Editorial

Brokers' job to explain nontraded REITs

Feb 9, 2014 @ 12:01 am

Finra last week took welcome steps to shed much-needed light on nontraded REITs. But, quite frankly, the changes being proposed should be information already being conveyed to investors by their brokers.

Nontraded real estate investment trusts have exploded in popularity in the past few years as investors have flocked to financial products that offer higher returns than they could get in traditional fixed-income investments.

Last year, $20 billion in nontraded REITs were sold, compared with $10.3 billion the year before. A like number of shares — or more — are expected to be sold this year.

Amid low interest rates, nontraded REITS can be a good choice for many investors, at least for a portion of their portfolios, provided they fully understand how the investments work and how much it costs to purchase them.

And there is the rub.

Until now, the nontraded-REIT market has rightfully been described as “murky” and “opaque.” Investor advocates have talked about “hidden fees” and “valuation problems.”

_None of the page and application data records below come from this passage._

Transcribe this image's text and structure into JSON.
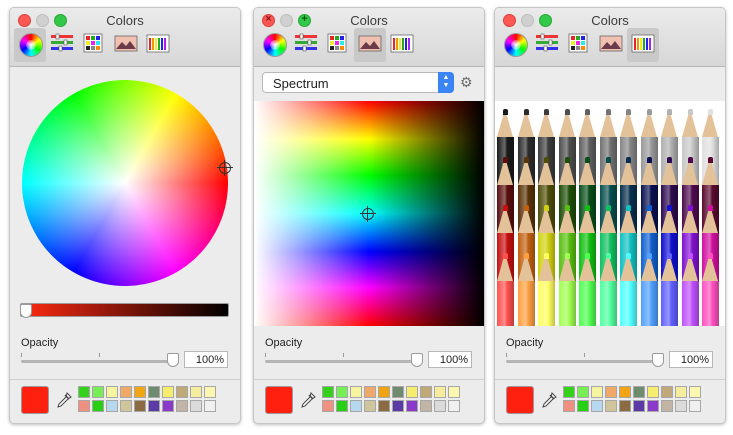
{
  "windows": [
    {
      "title": "Colors",
      "mode": "wheel",
      "opacity_label": "Opacity",
      "opacity_value": "100%",
      "opacity_fraction": 1.0,
      "brightness_fraction": 0.0,
      "current_color": "#ff2010"
    },
    {
      "title": "Colors",
      "mode": "spectrum",
      "popup_value": "Spectrum",
      "opacity_label": "Opacity",
      "opacity_value": "100%",
      "opacity_fraction": 1.0,
      "current_color": "#ff2010"
    },
    {
      "title": "Colors",
      "mode": "pencils",
      "opacity_label": "Opacity",
      "opacity_value": "100%",
      "opacity_fraction": 1.0,
      "current_color": "#ff2010"
    }
  ],
  "toolbar_tabs": [
    "color-wheel-icon",
    "color-sliders-icon",
    "color-palettes-icon",
    "image-palettes-icon",
    "pencils-icon"
  ],
  "swatches": [
    "#33d11a",
    "#77ee55",
    "#f5f5a0",
    "#f0a868",
    "#f2a412",
    "#6e8b70",
    "#f6ec6e",
    "#c0a878",
    "#f5ec9c",
    "#fbf7b0",
    "#f09080",
    "#27d015",
    "#b6d8ef",
    "#cfc59b",
    "#8c6a42",
    "#5b3aa6",
    "#8a3ac8",
    "#c2b5a6",
    "#dbdbdb",
    "#f0f0f0"
  ],
  "pencil_colors": [
    [
      "#1a1a1a",
      "#2c2c2c",
      "#3c3c3c",
      "#4e4e4e",
      "#606060",
      "#727272",
      "#868686",
      "#9a9a9a",
      "#b0b0b0",
      "#c8c8c8",
      "#e0e0e0"
    ],
    [
      "#5a0e0e",
      "#5a3308",
      "#4e4e08",
      "#1f4e08",
      "#084e1a",
      "#084e4e",
      "#08304e",
      "#0a1050",
      "#2e0a50",
      "#4e0a4e",
      "#5a0a2e"
    ],
    [
      "#c61010",
      "#c06010",
      "#d0d010",
      "#58c010",
      "#10c010",
      "#10c060",
      "#10c0c0",
      "#1060d0",
      "#1010d0",
      "#8010d0",
      "#d010a0"
    ],
    [
      "#ff5050",
      "#ffa040",
      "#ffff60",
      "#a0ff50",
      "#50ff50",
      "#50ffa0",
      "#50ffff",
      "#50a0ff",
      "#6060ff",
      "#c050ff",
      "#ff50c0"
    ]
  ]
}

Under current rules, brokers can list the per-share value of nontraded REITs at $10 a share, the price at which they are usually sold, for up to 18 months after the sponsor stops raising funds, even though commissions and fees that can total up to 12% of the share price have already been deducted. Given that it can take two to three years to raise funds for a nonlisted REIT, that means investors could be receiving inflated valuations for al-most five years after they initally invest.

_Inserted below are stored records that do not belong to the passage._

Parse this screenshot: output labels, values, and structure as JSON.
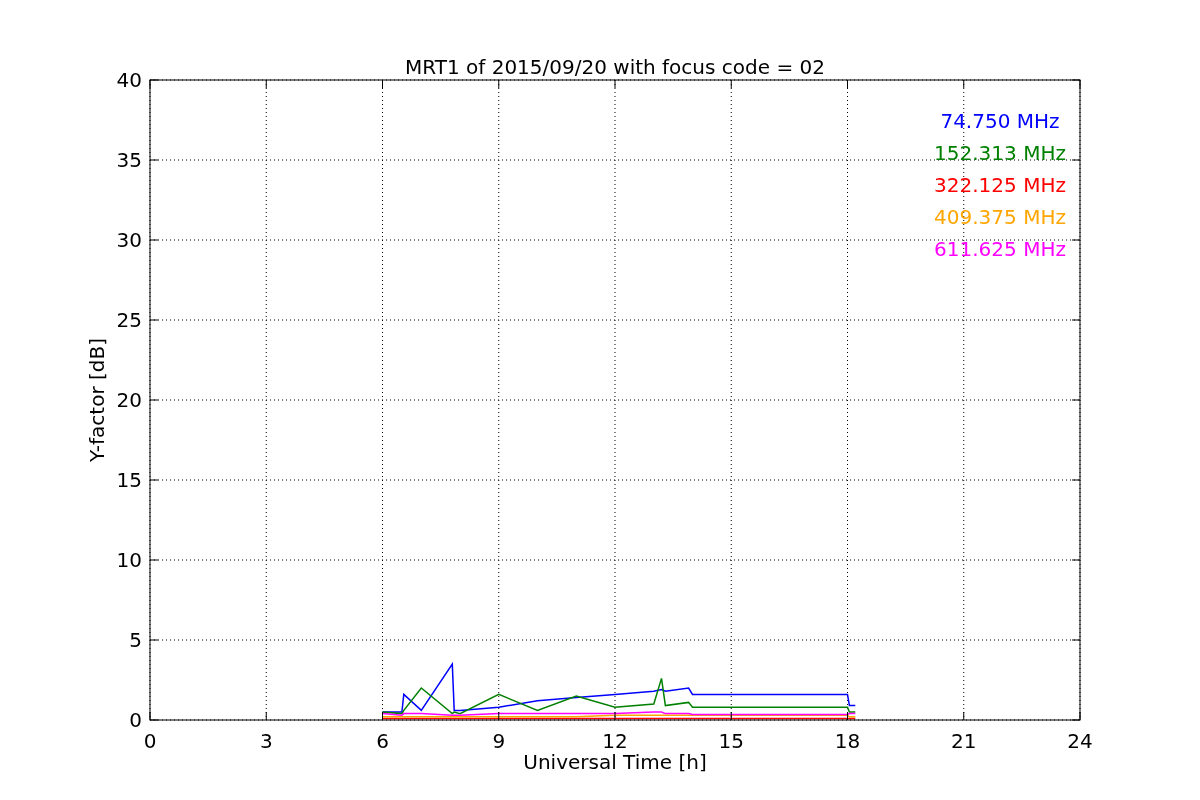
{
  "chart_data": {
    "type": "line",
    "title": "MRT1 of 2015/09/20 with focus code = 02",
    "xlabel": "Universal Time [h]",
    "ylabel": "Y-factor [dB]",
    "x": [
      6,
      6.5,
      6.55,
      7,
      7.8,
      7.85,
      8,
      9,
      10,
      11,
      12,
      13,
      13.2,
      13.3,
      13.9,
      14,
      18,
      18.05,
      18.2
    ],
    "series": [
      {
        "name": "74.750 MHz",
        "color": "#0000ff",
        "values": [
          0.5,
          0.5,
          1.6,
          0.6,
          3.5,
          0.6,
          0.6,
          0.8,
          1.2,
          1.4,
          1.6,
          1.8,
          1.9,
          1.8,
          2.0,
          1.6,
          1.6,
          0.9,
          0.9
        ]
      },
      {
        "name": "152.313 MHz",
        "color": "#008000",
        "values": [
          0.5,
          0.4,
          0.6,
          2.0,
          0.4,
          0.5,
          0.4,
          1.6,
          0.6,
          1.5,
          0.8,
          1.0,
          2.6,
          0.9,
          1.1,
          0.8,
          0.8,
          0.5,
          0.5
        ]
      },
      {
        "name": "322.125 MHz",
        "color": "#ff0000",
        "values": [
          0.1,
          0.1,
          0.1,
          0.1,
          0.1,
          0.1,
          0.1,
          0.1,
          0.1,
          0.1,
          0.1,
          0.1,
          0.1,
          0.1,
          0.1,
          0.1,
          0.1,
          0.1,
          0.1
        ]
      },
      {
        "name": "409.375 MHz",
        "color": "#ffa500",
        "values": [
          0.2,
          0.2,
          0.2,
          0.2,
          0.2,
          0.2,
          0.2,
          0.2,
          0.2,
          0.2,
          0.3,
          0.3,
          0.3,
          0.3,
          0.3,
          0.3,
          0.3,
          0.2,
          0.2
        ]
      },
      {
        "name": "611.625 MHz",
        "color": "#ff00ff",
        "values": [
          0.4,
          0.3,
          0.4,
          0.4,
          0.3,
          0.3,
          0.3,
          0.4,
          0.4,
          0.4,
          0.4,
          0.5,
          0.5,
          0.4,
          0.4,
          0.35,
          0.35,
          0.4,
          0.4
        ]
      }
    ],
    "grid": true,
    "xlim": [
      0,
      24
    ],
    "ylim": [
      0,
      40
    ],
    "xticks": [
      0,
      3,
      6,
      9,
      12,
      15,
      18,
      21,
      24
    ],
    "yticks": [
      0,
      5,
      10,
      15,
      20,
      25,
      30,
      35,
      40
    ]
  }
}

The proposed changes being sent by the Financial Industry Regulatory Authority Inc. to the Securities and Exchange Commission for final approval would mean true valuations sooner for investors.

Under one of the valuation methods, brokers would have to reflect commissions and fees on statements as soon as a nontraded REIT was permitted to access the offering proceeds to buy real estate. REIT sponsors would be allowed to use that valuation for a period of two years.

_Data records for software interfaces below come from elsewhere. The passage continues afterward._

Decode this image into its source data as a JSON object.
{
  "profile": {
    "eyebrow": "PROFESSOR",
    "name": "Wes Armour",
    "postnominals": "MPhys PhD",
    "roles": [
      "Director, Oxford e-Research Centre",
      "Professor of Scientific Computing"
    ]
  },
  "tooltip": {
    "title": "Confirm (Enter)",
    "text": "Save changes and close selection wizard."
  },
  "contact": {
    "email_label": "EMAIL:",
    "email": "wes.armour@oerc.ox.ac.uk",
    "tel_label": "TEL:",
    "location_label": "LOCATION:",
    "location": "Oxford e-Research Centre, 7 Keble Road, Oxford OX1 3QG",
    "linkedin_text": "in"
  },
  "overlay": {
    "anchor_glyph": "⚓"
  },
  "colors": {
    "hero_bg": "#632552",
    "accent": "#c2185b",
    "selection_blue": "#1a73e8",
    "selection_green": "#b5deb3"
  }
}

A second valuation method would entail getting a third-party expert to sign off on a REIT's valuation.

INDUSTRY WORRY

The broker-dealer industry has a lot at stake regarding these new rules. Many had record revenue from nontraded-REIT sales last year, and they are worried that the new rules could hurt future sales if investors are seeing account statements that explicitly show the fees and commissions being charged for these investments.

But it should be the responsibility of every broker selling these products — even without the new rules — to make sure their clients understand how the products work and how much they cost.

For example, brokers need to have an honest discussion about illiquidity and the fact that the money invested in a nontraded REIT may not be available for a three-to five-year period. And new Finra rules notwithstanding, brokers should remind their clients that the value of their investments may actually be lower at times than their statements indicate.

In the end, nontraded REITS, like every investment, have to stand on their own merit.

0
Comments

What do you think?

View comments

Recommended for you

Featured video

Events

What top advisers are doing to stay ahead of the curve

Top advisers understand that they need to work outside the box and focus on generational reach. Susan Kay of MFS Fund Distributors, Inc. explains.

Latest news & opinion

DOL fiduciary rule opponents want to push implementation back until 2019

ICI, Chamber of Commerce among groups asking for delay, while Democratic lawmakers call on DOL to keep to its earlier planned schedule of Jan. 1, 2018.

Take 5: Vanguard's new CIO Greg Davis talks bonds, stocks and costs

Having just stepped into the role, this veteran of the firm now oversees $3.8 trillion in assets in more than 300 mutual funds and exchange-traded funds.

Tech companies deploy behavioral finance tools for advisers

They seek to turn knowing more about clients into growing more revenue.

Retirement planning for women

Longer lifespans and lower savings require creative income strategies.

Sean Spicer resigns as press secretary after Anthony Scaramucci is appointed communications director

Scaramucci is known as an ardent foe of the DOL fiduciary rule, having said during the campaign that Trump would repeal it .

X

Subscribe and Save 60%

Premium Access
Print + Digital

Learn more
Subscribe to Print